So this has been my study routine/attempt while I was away:

  1. as mentioned, I practiced Chinese Duolingo everyday. Sometimes I did just one lesson because I had too much of the rest going on, sometimes I managed to do 3 or four skills in a session. I found it to be a pretty useful resource for when I’m out and about and I don’t have either the time or the occasion to spread out dozens of notes and textbooks on my desk.
  2. for grammar and listening, I’ve re-started attending the HSK3 prep course on Coursera since I hadn’t finished it last time. I have to admit I’m already a week behind (πŸ˜…πŸ˜…πŸ˜…), but I was nice to have a quick and easily accessible resource like this for those few times I felt like having a bit more in-depth study session.
  3. I also found some time to have a look at Chinese resources in a big bookshop downtown. I know that this doesn’t technically count as study activity, but considering how much I love books in general, browsing bookstores it’s always a good motivation boost for me – so it does count in a way.
  4. unfortunately, I haven’t studied a single word of Japanese while I was away.

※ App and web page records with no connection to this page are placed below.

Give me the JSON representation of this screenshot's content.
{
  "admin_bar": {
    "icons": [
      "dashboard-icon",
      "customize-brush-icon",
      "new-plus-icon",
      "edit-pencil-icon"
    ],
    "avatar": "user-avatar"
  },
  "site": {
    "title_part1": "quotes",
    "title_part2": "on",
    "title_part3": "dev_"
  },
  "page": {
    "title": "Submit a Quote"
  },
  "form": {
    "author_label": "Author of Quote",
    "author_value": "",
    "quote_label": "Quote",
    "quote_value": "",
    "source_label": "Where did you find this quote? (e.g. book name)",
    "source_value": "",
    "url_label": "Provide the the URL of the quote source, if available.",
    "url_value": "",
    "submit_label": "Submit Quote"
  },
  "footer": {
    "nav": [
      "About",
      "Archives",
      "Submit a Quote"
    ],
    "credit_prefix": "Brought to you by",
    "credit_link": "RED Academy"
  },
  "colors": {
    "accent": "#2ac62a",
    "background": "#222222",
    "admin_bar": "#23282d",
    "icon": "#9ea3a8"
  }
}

Considering that I had limited time and limited resources, I consciously decided to give priority to Chinese (only 72 days to HSK3!!!). I expect that less and less time would be devoted to Japanese from now to the date of the test, but I have plans for it once I’m finally done with HSK3.

There are a lot of things I want to do and I’m excited about this fall. I want to intensify my commitment to language learning in general, starting with doubling efforts for Chinese. In a couple of days I’ll post about how my summer goals went, what I want to do next and my fall study schedule. My to do list for the day is quite long so I’m happy I took advantage of my habit of waking up before 6:30am to write this blog post πŸ™‚Β #earlybirdpride

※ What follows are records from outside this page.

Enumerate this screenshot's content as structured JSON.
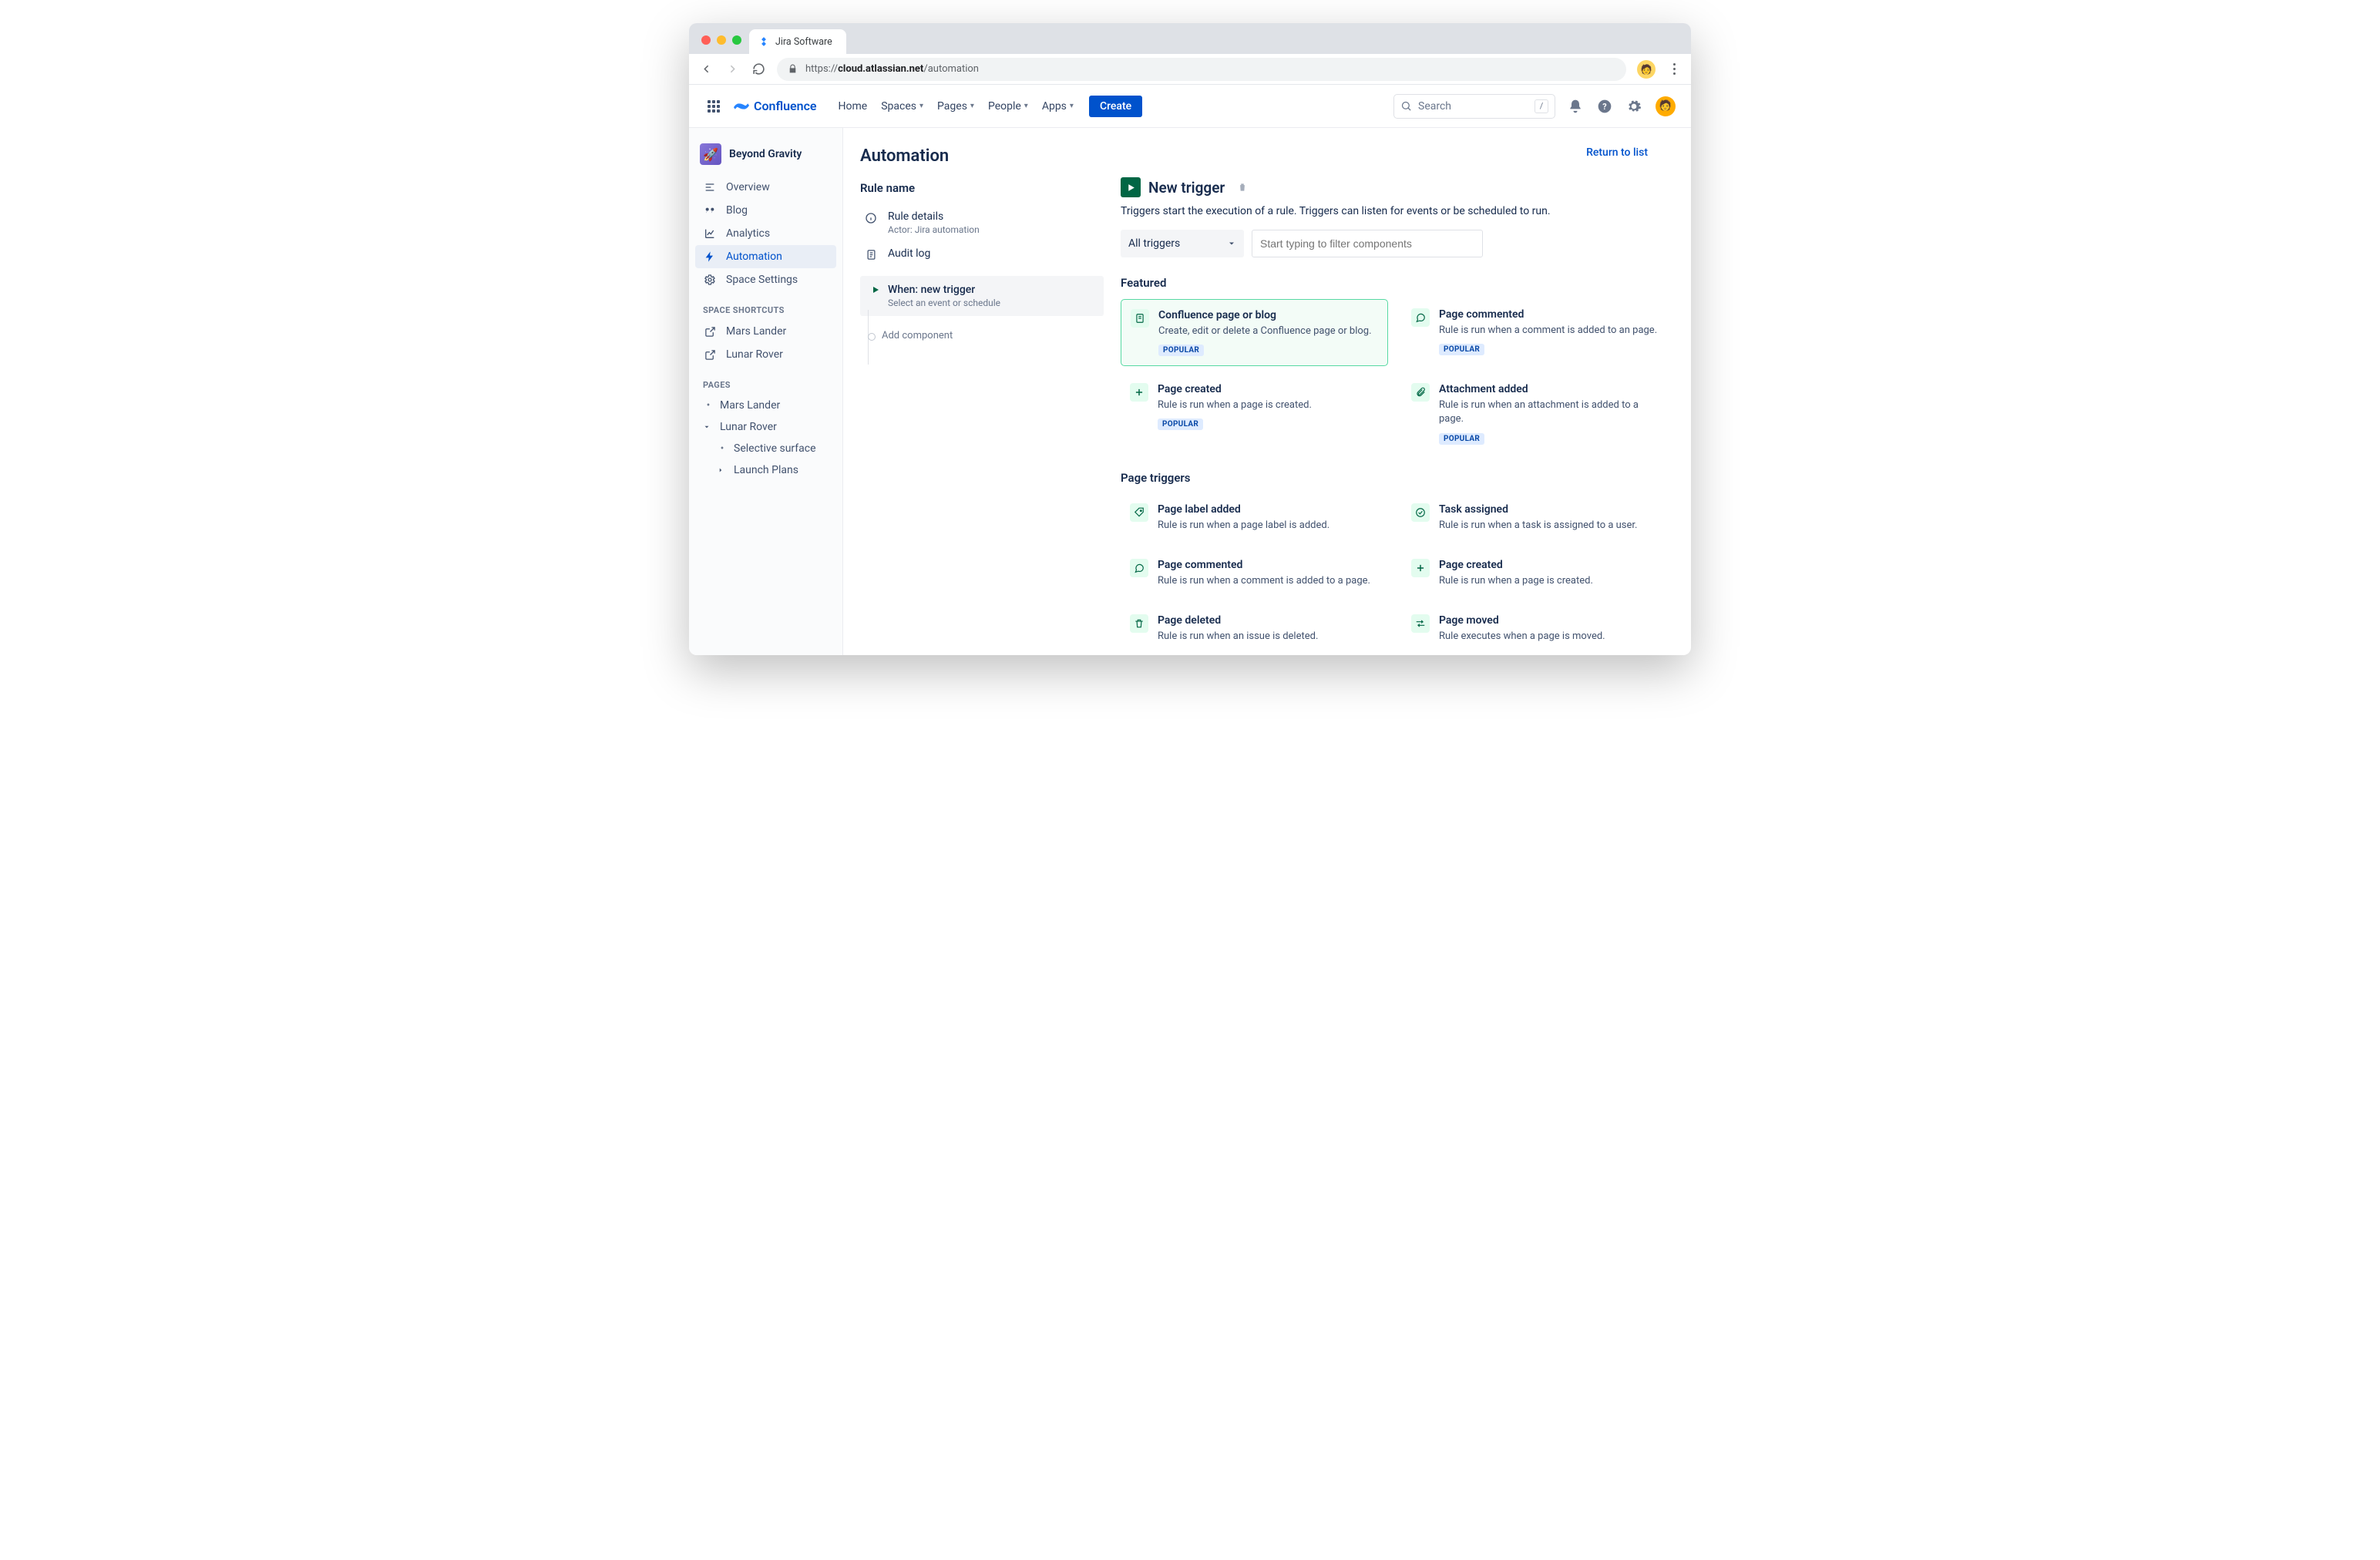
{
  "browser": {
    "tab_title": "Jira Software",
    "url_prefix": "https://",
    "url_host": "cloud.atlassian.net",
    "url_path": "/automation"
  },
  "header": {
    "product": "Confluence",
    "nav": [
      "Home",
      "Spaces",
      "Pages",
      "People",
      "Apps"
    ],
    "nav_has_caret": [
      false,
      true,
      true,
      true,
      true
    ],
    "create": "Create",
    "search_placeholder": "Search",
    "search_key": "/"
  },
  "sidebar": {
    "space_name": "Beyond Gravity",
    "items": [
      {
        "icon": "overview",
        "label": "Overview"
      },
      {
        "icon": "blog",
        "label": "Blog"
      },
      {
        "icon": "analytics",
        "label": "Analytics"
      },
      {
        "icon": "automation",
        "label": "Automation",
        "active": true
      },
      {
        "icon": "settings",
        "label": "Space Settings"
      }
    ],
    "shortcuts_heading": "SPACE SHORTCUTS",
    "shortcuts": [
      {
        "label": "Mars Lander"
      },
      {
        "label": "Lunar Rover"
      }
    ],
    "pages_heading": "PAGES",
    "pages": [
      {
        "kind": "leaf",
        "label": "Mars Lander"
      },
      {
        "kind": "open",
        "label": "Lunar Rover"
      },
      {
        "kind": "child-leaf",
        "label": "Selective surface"
      },
      {
        "kind": "child-closed",
        "label": "Launch Plans"
      }
    ]
  },
  "page": {
    "title": "Automation",
    "return": "Return to list"
  },
  "rule": {
    "section": "Rule name",
    "details_label": "Rule details",
    "details_sub": "Actor: Jira automation",
    "audit_label": "Audit log",
    "step_title": "When: new trigger",
    "step_sub": "Select an event or schedule",
    "add": "Add component"
  },
  "trigger": {
    "title": "New trigger",
    "desc": "Triggers start the execution of a rule. Triggers can listen for events or be scheduled to run.",
    "dropdown": "All triggers",
    "filter_placeholder": "Start typing to filter components",
    "featured_heading": "Featured",
    "featured": [
      {
        "icon": "page",
        "title": "Confluence page or blog",
        "desc": "Create, edit or delete a Confluence page or blog.",
        "popular": true,
        "highlight": true
      },
      {
        "icon": "comment",
        "title": "Page commented",
        "desc": "Rule is run when a comment is added to an page.",
        "popular": true
      },
      {
        "icon": "plus",
        "title": "Page created",
        "desc": "Rule is run when a page is created.",
        "popular": true
      },
      {
        "icon": "attach",
        "title": "Attachment added",
        "desc": "Rule is run when an attachment is added to a page.",
        "popular": true
      }
    ],
    "page_heading": "Page triggers",
    "page_triggers": [
      {
        "icon": "tag",
        "title": "Page label added",
        "desc": "Rule is run when a page label is added."
      },
      {
        "icon": "task",
        "title": "Task assigned",
        "desc": "Rule is run when a task is assigned to a user."
      },
      {
        "icon": "comment",
        "title": "Page commented",
        "desc": "Rule is run when a comment is added to a page."
      },
      {
        "icon": "plus",
        "title": "Page created",
        "desc": "Rule is run when a page is created."
      },
      {
        "icon": "trash",
        "title": "Page deleted",
        "desc": "Rule is run when an issue is deleted."
      },
      {
        "icon": "move",
        "title": "Page moved",
        "desc": "Rule executes when a page is moved."
      }
    ],
    "popular_tag": "POPULAR"
  }
}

(A kind of) Full Immersion Weekend

I honestly hadn’t planned to do another weekend of full immersion, but I ended up doing something of the sort anyway πŸ™ƒπŸ™ƒπŸ™ƒ

I didn’t use anything new in terms of resources, as it seems that my current study workflow of Duolingo + HSK3 wordlist review (and Anki) + listening practice on YouTube + Chinese grammar wiki is working pretty well for me at the moment.

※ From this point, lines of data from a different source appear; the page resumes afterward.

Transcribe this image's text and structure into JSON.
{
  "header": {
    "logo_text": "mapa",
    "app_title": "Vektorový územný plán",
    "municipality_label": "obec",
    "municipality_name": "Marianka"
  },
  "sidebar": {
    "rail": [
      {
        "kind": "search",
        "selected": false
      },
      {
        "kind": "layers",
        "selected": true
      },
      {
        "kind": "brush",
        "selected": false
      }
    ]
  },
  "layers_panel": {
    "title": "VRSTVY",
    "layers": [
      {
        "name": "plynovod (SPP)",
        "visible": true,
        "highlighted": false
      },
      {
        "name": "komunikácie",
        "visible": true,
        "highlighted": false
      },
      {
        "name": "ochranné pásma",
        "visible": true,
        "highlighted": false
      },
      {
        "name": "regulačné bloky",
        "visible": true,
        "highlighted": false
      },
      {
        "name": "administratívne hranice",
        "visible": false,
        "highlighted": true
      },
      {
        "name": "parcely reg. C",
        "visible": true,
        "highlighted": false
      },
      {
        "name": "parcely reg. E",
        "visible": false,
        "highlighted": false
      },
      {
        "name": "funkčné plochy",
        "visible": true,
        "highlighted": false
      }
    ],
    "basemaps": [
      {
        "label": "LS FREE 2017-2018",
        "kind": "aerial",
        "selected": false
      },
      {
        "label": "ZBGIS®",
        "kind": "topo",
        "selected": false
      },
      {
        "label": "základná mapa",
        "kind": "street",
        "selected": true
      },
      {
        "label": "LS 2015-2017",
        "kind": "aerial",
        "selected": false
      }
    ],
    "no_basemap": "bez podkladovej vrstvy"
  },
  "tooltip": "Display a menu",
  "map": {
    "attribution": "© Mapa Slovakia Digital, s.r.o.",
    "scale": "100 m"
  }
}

I think what has changed a lot lately is that I’ve been feeling a lot more connected to the language and the culture in general. This is giving me a boost in motivation and commitment, and I actually enjoy immensely my study sessions, instead of feeling like they’re something I *have* to do (even if it’s just for myself).

The significant other and I are going to Italy tomorrow to visit family and friends and have a lot of good food, so my study routine will be inevitably slowed down a bit. I’ll do my best not to completely lose momentum, though I also think that sometimes is good to take a break and give our braincells the time to process information.

Plus I can always pay a visit to some bookstore in Florence, they often surprise me with juicy language learning related goodie.

I’m also thinking about the tons of gelato I’ll eat while home and I’m like awwwwwwwww 😍

*totally unrelated*

On other news, I’m currently watching the Netflix Korean drama Black. I’m at episode 5 right now and I’m slowly starting to get into it – though I’ve already picked up some flows (at least based on my tastes). I really enjoy the crime/mystery part and I find the male lead extremely captivating and fun – while on the other end the female lead’s story bores me to death ._.

I’m kind of sick of watching always the same drama with the same heroine who for some reason is hated by everyone in her life (I can think of at least other 3 dramas with similar situations, and I’ve not watched that many in total), and I’m also sick of the already-seen young and handsome heir who looks like an idol and who is the son of an illegitimate affair of the head of the house, so that the other siblings hate and despise him. All of this is a huge no-no for me, and I honestly wish they would have just decided to focus on the crime/mystery bit.

Anyway! It always feels good to surround myself with East Asian stuff, be it books or movies or dramas or textbooks (lol). Hope I can keep up the good work!